- _ASSIGNMENT_
Keep only the lines that hold the string "Standard", filtering out the rest of the entries below.

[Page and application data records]
※

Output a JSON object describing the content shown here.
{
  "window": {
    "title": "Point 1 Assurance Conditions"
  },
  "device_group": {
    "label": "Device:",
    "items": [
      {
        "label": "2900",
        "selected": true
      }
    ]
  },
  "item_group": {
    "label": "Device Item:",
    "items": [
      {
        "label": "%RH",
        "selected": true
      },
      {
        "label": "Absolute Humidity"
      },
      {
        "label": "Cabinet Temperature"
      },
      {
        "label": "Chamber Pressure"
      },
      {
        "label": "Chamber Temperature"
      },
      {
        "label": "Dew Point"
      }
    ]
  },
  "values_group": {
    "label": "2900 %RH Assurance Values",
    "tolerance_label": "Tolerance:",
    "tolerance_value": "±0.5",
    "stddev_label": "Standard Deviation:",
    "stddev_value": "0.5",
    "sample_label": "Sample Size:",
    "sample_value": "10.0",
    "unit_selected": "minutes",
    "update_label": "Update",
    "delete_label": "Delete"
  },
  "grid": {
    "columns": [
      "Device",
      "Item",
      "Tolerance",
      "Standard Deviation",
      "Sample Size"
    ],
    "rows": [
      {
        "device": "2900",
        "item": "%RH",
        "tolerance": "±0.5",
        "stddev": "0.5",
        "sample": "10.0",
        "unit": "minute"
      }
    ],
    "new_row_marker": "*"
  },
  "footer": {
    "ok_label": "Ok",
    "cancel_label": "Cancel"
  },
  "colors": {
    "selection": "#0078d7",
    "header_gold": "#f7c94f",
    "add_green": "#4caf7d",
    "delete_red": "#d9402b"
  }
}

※

- _THE ANSWER_
    "stddev_label": "Standard Deviation:",
      "Standard Deviation",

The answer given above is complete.